I’d like to be able to access my Dropbox in a nice mobile application. I can’t, because they couldn’t be bothered to invest in developing a Symbian app.
I’d like to be able to use Jamie Oliver’s ’20 minute cooking tips’ application. I can’t, because he couldn’t be bothered to invest in developing a Symbian app.
I’d like to be able to AudioBoo on my handset. I can’t, because they couldn’t be bothered to invest in developing a Symbian app.
I’d like to use Evernote on my handset. I can’t, because they couldn’t be bothered to invest in developing a Symbian app.
I’d like to be able to query my 300+ gigabytes of music with a Zumodrive mobile application. I can’t, because they couldn’t be bothered to invest in developing a Symbian app.
I’d like to find my nearest London Underground tube station with a single button click. I can’t, because they couldn’t be bothered to invest in developing a Symbian app.
I’d like to be able to immediately query the nearest cinema times in a purpose made mobile application that allows me to buy cinema tickets in 2 clicks. I can’t, because they couldn’t be bothered to invest in developing a Symbian app.
I’d like to use the WordPress application to manage Mobile Industry Review remotely. I can’t, because they couldn’t be bothered to invest in developing a Symbian app.
Of course, most — if not all — of these organisations/companies in question will have made a determination that the Nokia/Symbian platform (and other related platforms such as Sony Ericsson/Motorola) are simply not worth the hassle.
So who’s made the wrong choice?
Was it my fault?
The market is telling me that I’m an idiot for owning a Nokia.
I access the Nokia Ovi Store and I — when it’s working — I’m presented with some third-rate scrabble games or a 6-month old movie trailer.
What am I missing?
Who’s the arse?
Is it me?
Am I wrong for wanting what others have got?
Obviously I don’t suffer.
I don’t suffer because I went out and bought an iPhone a long time ago. I can’t quite bring myself to only use a Nokia. It’s far too painful.
But please do put me out of my misery.
Is it me?
Am I wrong?
is the right position to stoically stand by Nokia and Symbian whilst they deliver me — in summary — a totally shit service by comparison? All I want to do is cool shit via my phone.
I’ve got past the fact that my Nokia lets me do stuff like send text messages and take really nice pictures. In Maslow’s Hierarchy of Needs, I’m way beyond taking nice pictures. What’s next? Why is the chap on the tube opposite me getting a better mobile experience than I am, from my Nokia?
How come he get’s to order his shopping on his phone, on the train, in the morning, whilst I check my empty text messaging folder for the 12th time that minute?
Should my policy be to deploy a fake smile at every opportunity?
Is the best way ahead to simply ignore the staggering iPhone application innovation and put it down to ‘a fad’?
Or should my policy be patience.
Patience my dear friend!
Do I need Robin Williams from Good Will Hunting to come and rescue me? Do I need him — in a very proper manly way — to put his arm around me and guide me off to the sidelines gently whispering, “Ewan, calm down, calm down.
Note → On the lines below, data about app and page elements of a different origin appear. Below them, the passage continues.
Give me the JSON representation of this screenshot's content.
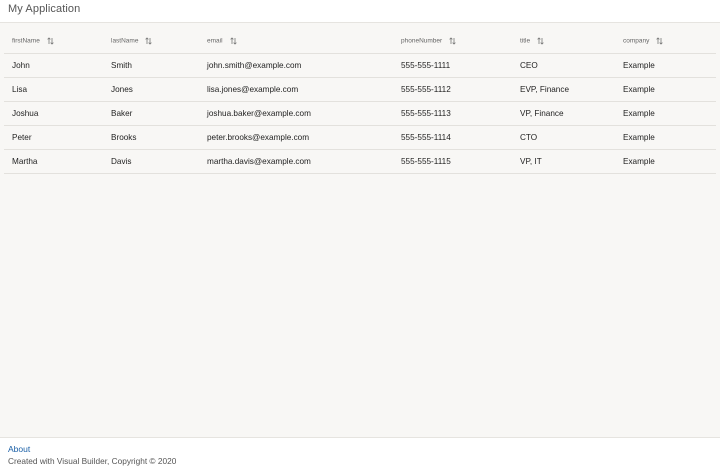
{
  "app": {
    "title": "My Application"
  },
  "table": {
    "columns": [
      {
        "key": "firstName",
        "label": "firstName"
      },
      {
        "key": "lastName",
        "label": "lastName"
      },
      {
        "key": "email",
        "label": "email"
      },
      {
        "key": "phoneNumber",
        "label": "phoneNumber"
      },
      {
        "key": "title",
        "label": "title"
      },
      {
        "key": "company",
        "label": "company"
      }
    ],
    "rows": [
      {
        "firstName": "John",
        "lastName": "Smith",
        "email": "john.smith@example.com",
        "phoneNumber": "555-555-1111",
        "title": "CEO",
        "company": "Example"
      },
      {
        "firstName": "Lisa",
        "lastName": "Jones",
        "email": "lisa.jones@example.com",
        "phoneNumber": "555-555-1112",
        "title": "EVP, Finance",
        "company": "Example"
      },
      {
        "firstName": "Joshua",
        "lastName": "Baker",
        "email": "joshua.baker@example.com",
        "phoneNumber": "555-555-1113",
        "title": "VP, Finance",
        "company": "Example"
      },
      {
        "firstName": "Peter",
        "lastName": "Brooks",
        "email": "peter.brooks@example.com",
        "phoneNumber": "555-555-1114",
        "title": "CTO",
        "company": "Example"
      },
      {
        "firstName": "Martha",
        "lastName": "Davis",
        "email": "martha.davis@example.com",
        "phoneNumber": "555-555-1115",
        "title": "VP, IT",
        "company": "Example"
      }
    ]
  },
  "footer": {
    "about_label": "About",
    "copyright": "Created with Visual Builder, Copyright © 2020"
  },
  "icons": {
    "sort": "sort-arrows-icon"
  },
  "colors": {
    "link": "#1a5fa6",
    "content_bg": "#f8f7f5",
    "divider": "#e3e1dd"
  }
}
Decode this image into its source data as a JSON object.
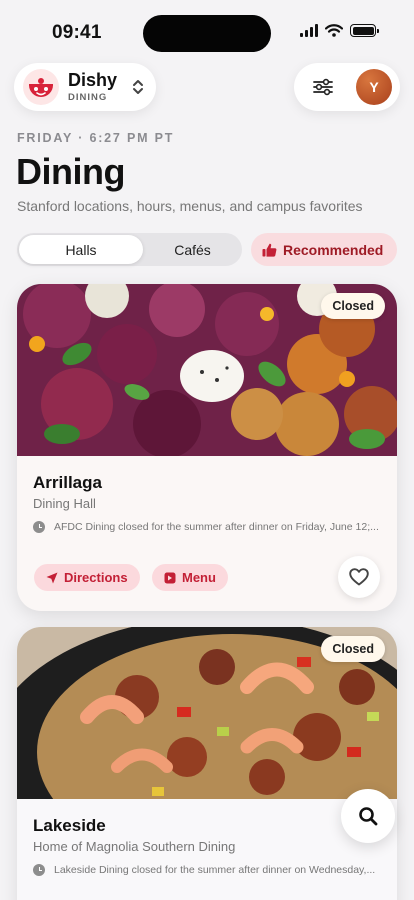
{
  "status_bar": {
    "time": "09:41"
  },
  "brand": {
    "name": "Dishy",
    "subtitle": "DINING"
  },
  "user": {
    "avatar_initial": "Y"
  },
  "header": {
    "date_line": "FRIDAY · 6:27 PM PT",
    "title": "Dining",
    "subtitle": "Stanford locations, hours, menus, and campus favorites"
  },
  "filters": {
    "segments": [
      "Halls",
      "Cafés"
    ],
    "active_segment": "Halls",
    "recommended_label": "Recommended"
  },
  "cards": [
    {
      "name": "Arrillaga",
      "type": "Dining Hall",
      "badge": "Closed",
      "status": "AFDC Dining closed for the summer after dinner on Friday, June 12;...",
      "directions_label": "Directions",
      "menu_label": "Menu",
      "favorited": false
    },
    {
      "name": "Lakeside",
      "type": "Home of Magnolia Southern Dining",
      "badge": "Closed",
      "status": "Lakeside Dining closed for the summer after dinner on Wednesday,..."
    }
  ],
  "colors": {
    "accent": "#c32036",
    "accent_soft": "#fbd9dd",
    "background": "#f4f3f5"
  },
  "icons": {
    "filter": "sliders-icon",
    "search": "search-icon",
    "favorite": "heart-icon",
    "directions": "location-arrow-icon",
    "menu": "menu-square-icon",
    "recommended": "thumbs-up-icon"
  }
}
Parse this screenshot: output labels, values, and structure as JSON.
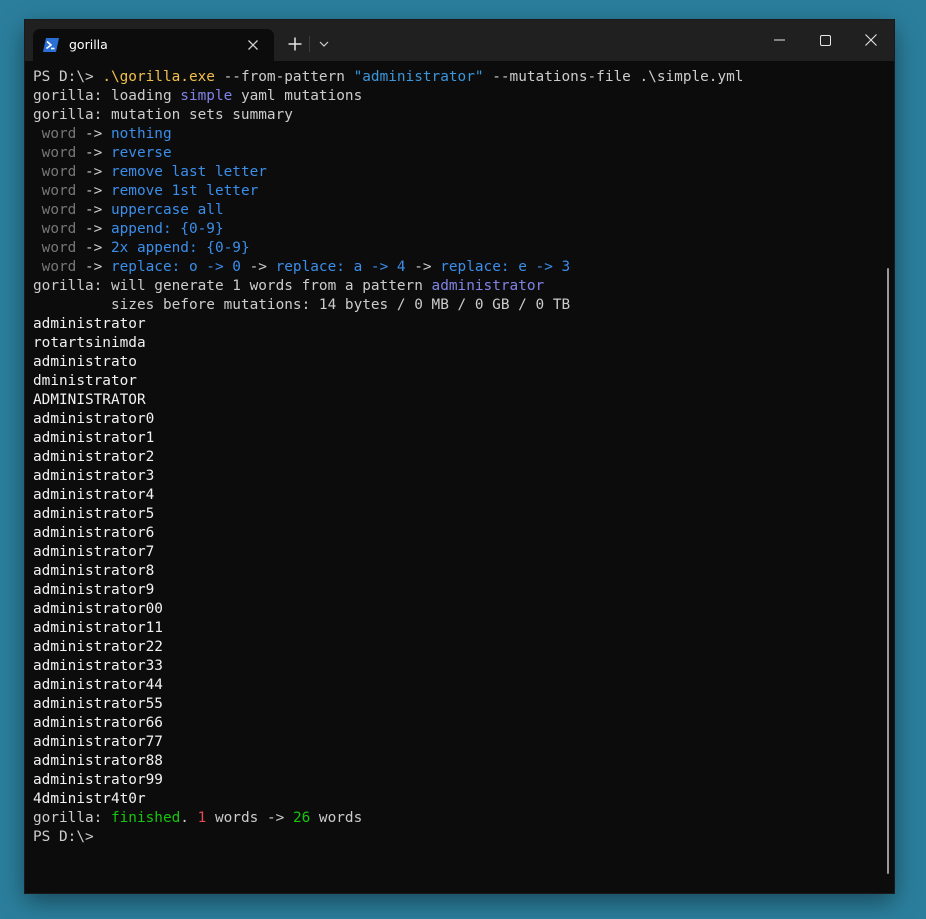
{
  "tab": {
    "title": "gorilla",
    "icon": "powershell-icon"
  },
  "titlebar": {
    "new_tab": "+",
    "colors": {
      "bg": "#202020",
      "tab_bg": "#0c0c0c"
    }
  },
  "terminal": {
    "lines": [
      [
        {
          "t": "PS D:\\> ",
          "c": "default"
        },
        {
          "t": ".\\gorilla.exe",
          "c": "exe"
        },
        {
          "t": " --from-pattern ",
          "c": "default"
        },
        {
          "t": "\"administrator\"",
          "c": "str"
        },
        {
          "t": " --mutations-file .\\simple.yml",
          "c": "default"
        }
      ],
      [
        {
          "t": "gorilla: loading ",
          "c": "default"
        },
        {
          "t": "simple",
          "c": "purple"
        },
        {
          "t": " yaml mutations",
          "c": "default"
        }
      ],
      [
        {
          "t": "gorilla: mutation sets summary",
          "c": "default"
        }
      ],
      [
        {
          "t": " word",
          "c": "gray"
        },
        {
          "t": " -> ",
          "c": "default"
        },
        {
          "t": "nothing",
          "c": "blue"
        }
      ],
      [
        {
          "t": " word",
          "c": "gray"
        },
        {
          "t": " -> ",
          "c": "default"
        },
        {
          "t": "reverse",
          "c": "blue"
        }
      ],
      [
        {
          "t": " word",
          "c": "gray"
        },
        {
          "t": " -> ",
          "c": "default"
        },
        {
          "t": "remove last letter",
          "c": "blue"
        }
      ],
      [
        {
          "t": " word",
          "c": "gray"
        },
        {
          "t": " -> ",
          "c": "default"
        },
        {
          "t": "remove 1st letter",
          "c": "blue"
        }
      ],
      [
        {
          "t": " word",
          "c": "gray"
        },
        {
          "t": " -> ",
          "c": "default"
        },
        {
          "t": "uppercase all",
          "c": "blue"
        }
      ],
      [
        {
          "t": " word",
          "c": "gray"
        },
        {
          "t": " -> ",
          "c": "default"
        },
        {
          "t": "append: {0-9}",
          "c": "blue"
        }
      ],
      [
        {
          "t": " word",
          "c": "gray"
        },
        {
          "t": " -> ",
          "c": "default"
        },
        {
          "t": "2x append: {0-9}",
          "c": "blue"
        }
      ],
      [
        {
          "t": " word",
          "c": "gray"
        },
        {
          "t": " -> ",
          "c": "default"
        },
        {
          "t": "replace: o -> 0",
          "c": "blue"
        },
        {
          "t": " -> ",
          "c": "default"
        },
        {
          "t": "replace: a -> 4",
          "c": "blue"
        },
        {
          "t": " -> ",
          "c": "default"
        },
        {
          "t": "replace: e -> 3",
          "c": "blue"
        }
      ],
      [
        {
          "t": "gorilla: will generate 1 words from a pattern ",
          "c": "default"
        },
        {
          "t": "administrator",
          "c": "purple"
        }
      ],
      [
        {
          "t": "         sizes before mutations: 14 bytes / 0 MB / 0 GB / 0 TB",
          "c": "default"
        }
      ],
      [
        {
          "t": "administrator",
          "c": "white"
        }
      ],
      [
        {
          "t": "rotartsinimda",
          "c": "white"
        }
      ],
      [
        {
          "t": "administrato",
          "c": "white"
        }
      ],
      [
        {
          "t": "dministrator",
          "c": "white"
        }
      ],
      [
        {
          "t": "ADMINISTRATOR",
          "c": "white"
        }
      ],
      [
        {
          "t": "administrator0",
          "c": "white"
        }
      ],
      [
        {
          "t": "administrator1",
          "c": "white"
        }
      ],
      [
        {
          "t": "administrator2",
          "c": "white"
        }
      ],
      [
        {
          "t": "administrator3",
          "c": "white"
        }
      ],
      [
        {
          "t": "administrator4",
          "c": "white"
        }
      ],
      [
        {
          "t": "administrator5",
          "c": "white"
        }
      ],
      [
        {
          "t": "administrator6",
          "c": "white"
        }
      ],
      [
        {
          "t": "administrator7",
          "c": "white"
        }
      ],
      [
        {
          "t": "administrator8",
          "c": "white"
        }
      ],
      [
        {
          "t": "administrator9",
          "c": "white"
        }
      ],
      [
        {
          "t": "administrator00",
          "c": "white"
        }
      ],
      [
        {
          "t": "administrator11",
          "c": "white"
        }
      ],
      [
        {
          "t": "administrator22",
          "c": "white"
        }
      ],
      [
        {
          "t": "administrator33",
          "c": "white"
        }
      ],
      [
        {
          "t": "administrator44",
          "c": "white"
        }
      ],
      [
        {
          "t": "administrator55",
          "c": "white"
        }
      ],
      [
        {
          "t": "administrator66",
          "c": "white"
        }
      ],
      [
        {
          "t": "administrator77",
          "c": "white"
        }
      ],
      [
        {
          "t": "administrator88",
          "c": "white"
        }
      ],
      [
        {
          "t": "administrator99",
          "c": "white"
        }
      ],
      [
        {
          "t": "4dministr4t0r",
          "c": "white"
        }
      ],
      [
        {
          "t": "gorilla: ",
          "c": "default"
        },
        {
          "t": "finished",
          "c": "green"
        },
        {
          "t": ". ",
          "c": "default"
        },
        {
          "t": "1",
          "c": "red"
        },
        {
          "t": " words -> ",
          "c": "default"
        },
        {
          "t": "26",
          "c": "green"
        },
        {
          "t": " words",
          "c": "default"
        }
      ],
      [
        {
          "t": "PS D:\\>",
          "c": "default"
        }
      ]
    ]
  }
}
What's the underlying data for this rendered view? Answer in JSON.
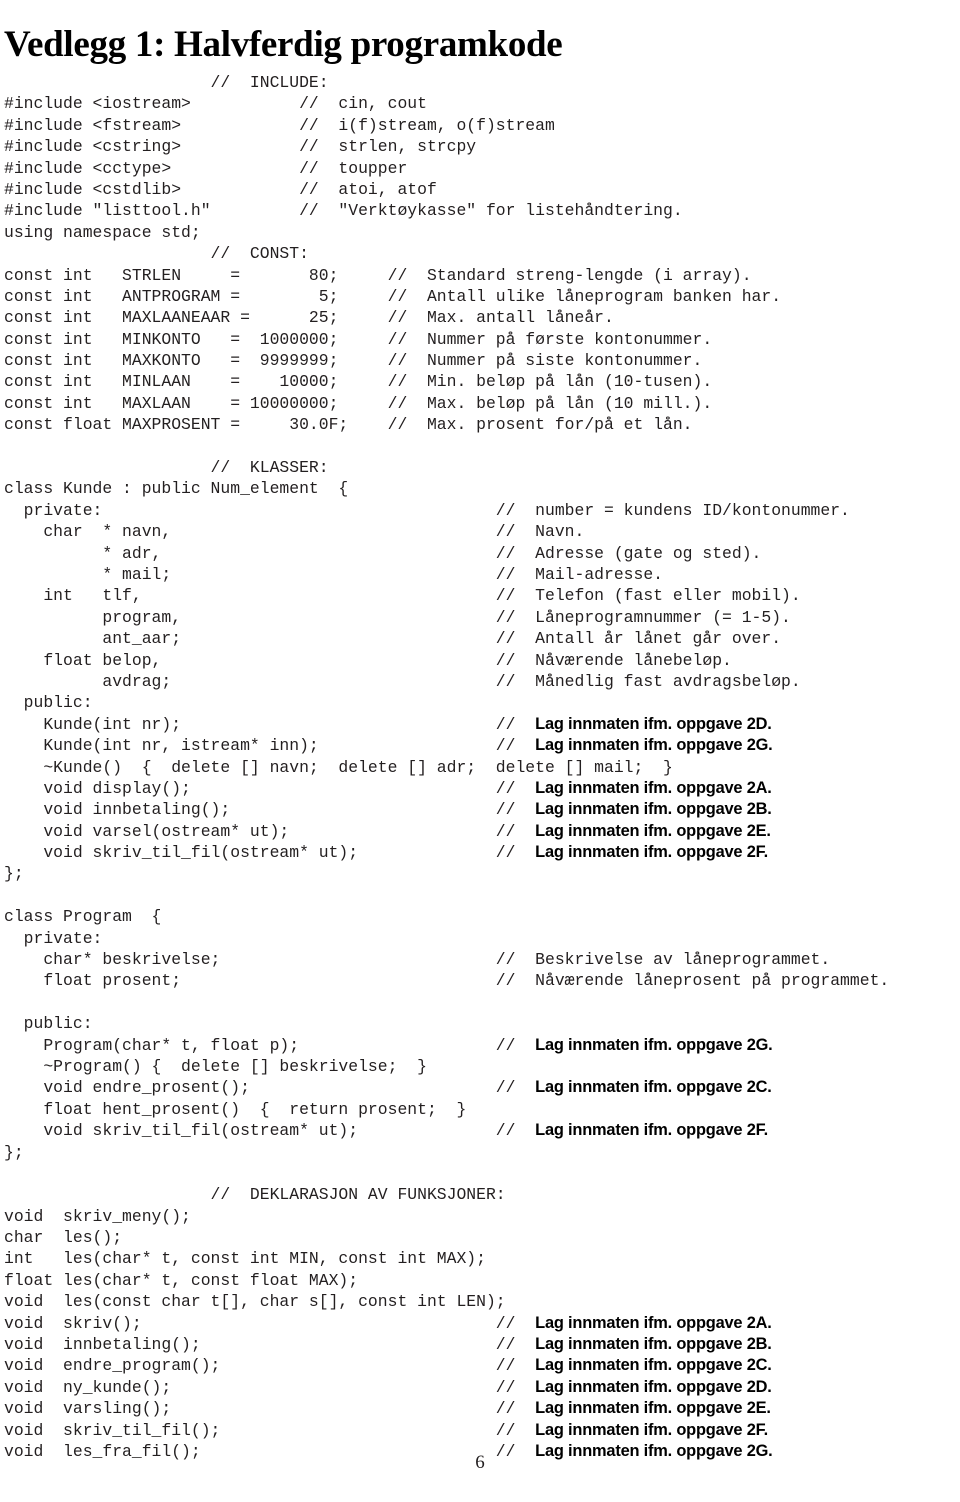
{
  "document": {
    "title": "Vedlegg 1: Halvferdig programkode",
    "page_number": "6"
  },
  "code_listing": {
    "sections": [
      {
        "name": "include",
        "header": "                     //  INCLUDE:",
        "lines": [
          "#include <iostream>           //  cin, cout",
          "#include <fstream>            //  i(f)stream, o(f)stream",
          "#include <cstring>            //  strlen, strcpy",
          "#include <cctype>             //  toupper",
          "#include <cstdlib>            //  atoi, atof",
          "#include \"listtool.h\"         //  \"Verktøykasse\" for listehåndtering.",
          "using namespace std;"
        ]
      },
      {
        "name": "const",
        "header": "                     //  CONST:",
        "lines": [
          "const int   STRLEN     =       80;     //  Standard streng-lengde (i array).",
          "const int   ANTPROGRAM =        5;     //  Antall ulike låneprogram banken har.",
          "const int   MAXLAANEAAR =      25;     //  Max. antall låneår.",
          "const int   MINKONTO   =  1000000;     //  Nummer på første kontonummer.",
          "const int   MAXKONTO   =  9999999;     //  Nummer på siste kontonummer.",
          "const int   MINLAAN    =    10000;     //  Min. beløp på lån (10-tusen).",
          "const int   MAXLAAN    = 10000000;     //  Max. beløp på lån (10 mill.).",
          "const float MAXPROSENT =     30.0F;    //  Max. prosent for/på et lån."
        ]
      },
      {
        "name": "klasser",
        "header": "                     //  KLASSER:",
        "class_kunde": {
          "declaration": "class Kunde : public Num_element  {",
          "private_label": "  private:",
          "private_comment": "//  number = kundens ID/kontonummer.",
          "members": [
            {
              "code": "    char  * navn,",
              "comment": "//  Navn."
            },
            {
              "code": "          * adr,",
              "comment": "//  Adresse (gate og sted)."
            },
            {
              "code": "          * mail;",
              "comment": "//  Mail-adresse."
            },
            {
              "code": "    int   tlf,",
              "comment": "//  Telefon (fast eller mobil)."
            },
            {
              "code": "          program,",
              "comment": "//  Låneprogramnummer (= 1-5)."
            },
            {
              "code": "          ant_aar;",
              "comment": "//  Antall år lånet går over."
            },
            {
              "code": "    float belop,",
              "comment": "//  Nåværende lånebeløp."
            },
            {
              "code": "          avdrag;",
              "comment": "//  Månedlig fast avdragsbeløp."
            }
          ],
          "public_label": "  public:",
          "methods": [
            {
              "code": "    Kunde(int nr);",
              "comment": "//  ",
              "bold": "Lag innmaten ifm. oppgave 2D."
            },
            {
              "code": "    Kunde(int nr, istream* inn);",
              "comment": "//  ",
              "bold": "Lag innmaten ifm. oppgave 2G."
            },
            {
              "code": "    ~Kunde()  {  delete [] navn;  delete [] adr;  delete [] mail;  }",
              "comment": "",
              "bold": ""
            },
            {
              "code": "    void display();",
              "comment": "//  ",
              "bold": "Lag innmaten ifm. oppgave 2A."
            },
            {
              "code": "    void innbetaling();",
              "comment": "//  ",
              "bold": "Lag innmaten ifm. oppgave 2B."
            },
            {
              "code": "    void varsel(ostream* ut);",
              "comment": "//  ",
              "bold": "Lag innmaten ifm. oppgave 2E."
            },
            {
              "code": "    void skriv_til_fil(ostream* ut);",
              "comment": "//  ",
              "bold": "Lag innmaten ifm. oppgave 2F."
            }
          ],
          "close": "};"
        },
        "class_program": {
          "declaration": "class Program  {",
          "private_label": "  private:",
          "members": [
            {
              "code": "    char* beskrivelse;",
              "comment": "//  Beskrivelse av låneprogrammet."
            },
            {
              "code": "    float prosent;",
              "comment": "//  Nåværende låneprosent på programmet."
            }
          ],
          "public_label": "  public:",
          "methods": [
            {
              "code": "    Program(char* t, float p);",
              "comment": "//  ",
              "bold": "Lag innmaten ifm. oppgave 2G."
            },
            {
              "code": "    ~Program() {  delete [] beskrivelse;  }",
              "comment": "",
              "bold": ""
            },
            {
              "code": "    void endre_prosent();",
              "comment": "//  ",
              "bold": "Lag innmaten ifm. oppgave 2C."
            },
            {
              "code": "    float hent_prosent()  {  return prosent;  }",
              "comment": "",
              "bold": ""
            },
            {
              "code": "    void skriv_til_fil(ostream* ut);",
              "comment": "//  ",
              "bold": "Lag innmaten ifm. oppgave 2F."
            }
          ],
          "close": "};"
        }
      },
      {
        "name": "funksjoner",
        "header": "                     //  DEKLARASJON AV FUNKSJONER:",
        "declarations": [
          {
            "code": "void  skriv_meny();",
            "comment": "",
            "bold": ""
          },
          {
            "code": "char  les();",
            "comment": "",
            "bold": ""
          },
          {
            "code": "int   les(char* t, const int MIN, const int MAX);",
            "comment": "",
            "bold": ""
          },
          {
            "code": "float les(char* t, const float MAX);",
            "comment": "",
            "bold": ""
          },
          {
            "code": "void  les(const char t[], char s[], const int LEN);",
            "comment": "",
            "bold": ""
          },
          {
            "code": "void  skriv();",
            "comment": "//  ",
            "bold": "Lag innmaten ifm. oppgave 2A."
          },
          {
            "code": "void  innbetaling();",
            "comment": "//  ",
            "bold": "Lag innmaten ifm. oppgave 2B."
          },
          {
            "code": "void  endre_program();",
            "comment": "//  ",
            "bold": "Lag innmaten ifm. oppgave 2C."
          },
          {
            "code": "void  ny_kunde();",
            "comment": "//  ",
            "bold": "Lag innmaten ifm. oppgave 2D."
          },
          {
            "code": "void  varsling();",
            "comment": "//  ",
            "bold": "Lag innmaten ifm. oppgave 2E."
          },
          {
            "code": "void  skriv_til_fil();",
            "comment": "//  ",
            "bold": "Lag innmaten ifm. oppgave 2F."
          },
          {
            "code": "void  les_fra_fil();",
            "comment": "//  ",
            "bold": "Lag innmaten ifm. oppgave 2G."
          }
        ]
      }
    ]
  }
}
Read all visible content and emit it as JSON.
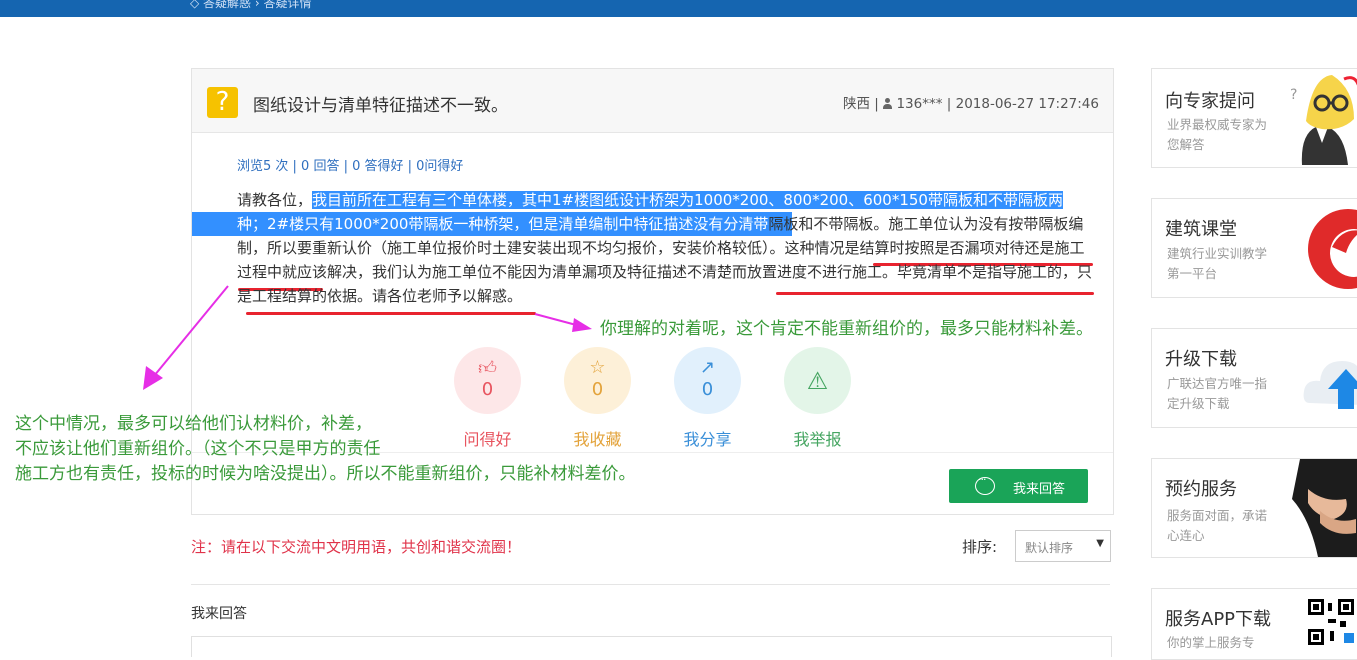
{
  "breadcrumb": "◇ 答疑解惑 › 答疑详情",
  "question": {
    "title": "图纸设计与清单特征描述不一致。",
    "region": "陕西",
    "user": "136***",
    "datetime": "2018-06-27 17:27:46",
    "stats": "浏览5 次 | 0 回答 | 0 答得好 | 0问得好",
    "body_prefix": "请教各位，",
    "body_highlight_1": "我目前所在工程有三个单体楼，其中1#楼图纸设计桥架为1000*200、800*200、600*150带隔板和不带隔板两",
    "body_highlight_2": "种；2#楼只有1000*200带隔板一种桥架，但是清单编制中特征描述没有分清带",
    "body_rest": "隔板和不带隔板。施工单位认为没有按带隔板编制，所以要重新认价（施工单位报价时土建安装出现不均匀报价，安装价格较低）。这种情况是结算时按照是否漏项对待还是施工过程中就应该解决，我们认为施工单位不能因为清单漏项及特征描述不清楚而放置进度不进行施工。毕竟清单不是指导施工的，只是工程结算的依据。请各位老师予以解惑。"
  },
  "actions": [
    {
      "name": "like",
      "label": "问得好",
      "count": "0",
      "icon": "thumbs-up-icon",
      "color": "#e8545f",
      "bg": "#fde7e8"
    },
    {
      "name": "collect",
      "label": "我收藏",
      "count": "0",
      "icon": "star-icon",
      "color": "#e3a33b",
      "bg": "#fdf0d8"
    },
    {
      "name": "share",
      "label": "我分享",
      "count": "0",
      "icon": "share-icon",
      "color": "#3a8fd8",
      "bg": "#e1f0fc"
    },
    {
      "name": "report",
      "label": "我举报",
      "count": "",
      "icon": "warning-icon",
      "color": "#45a561",
      "bg": "#e3f5e8"
    }
  ],
  "answer_button": "我来回答",
  "notice": "注：请在以下交流中文明用语，共创和谐交流圈！",
  "sort": {
    "label": "排序:",
    "value": "默认排序"
  },
  "my_answer_label": "我来回答",
  "sidebar": [
    {
      "title": "向专家提问",
      "desc": "业界最权威专家为您解答"
    },
    {
      "title": "建筑课堂",
      "desc": "建筑行业实训教学第一平台"
    },
    {
      "title": "升级下载",
      "desc": "广联达官方唯一指定升级下载"
    },
    {
      "title": "预约服务",
      "desc": "服务面对面，承诺心连心"
    },
    {
      "title": "服务APP下载",
      "desc": "你的掌上服务专"
    }
  ],
  "annotations": {
    "reply": "你理解的对着呢，这个肯定不能重新组价的，最多只能材料补差。",
    "note_line1": "这个中情况，最多可以给他们认材料价，补差，",
    "note_line2": "不应该让他们重新组价。（这个不只是甲方的责任",
    "note_line3": "施工方也有责任，投标的时候为啥没提出）。所以不能重新组价，只能补材料差价。"
  },
  "colors": {
    "topbar": "#1565b0",
    "highlight": "#3390ff",
    "annotation_green": "#3a9a3a",
    "arrow_magenta": "#e62ee6",
    "answer_button": "#1aa458"
  }
}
Good things come to those who wait.”
Even though I protest, do I need Robin to placate me?
“But,” I complain, “That guy over there has an iPhone and he gets to order his shopping ON THE TRAIN! ON THE FLIPPIN’ TRAIN!”
“You’re only kidding yourself, Ewan,” comes the reply, “Those iPhone users,” he says, glaring at them, “It’s only fleeting. It’s not true mobile. It’s not proper, Ewan.”
What do I do?
Sit and wait for the Nokia-Symbian enlightenment in a few years?
Maybe QT will fix it, er? I won’t even mention the 20-stage install process on Symbian.
Woops. I already did!
Here’s the video:
Somebody save me…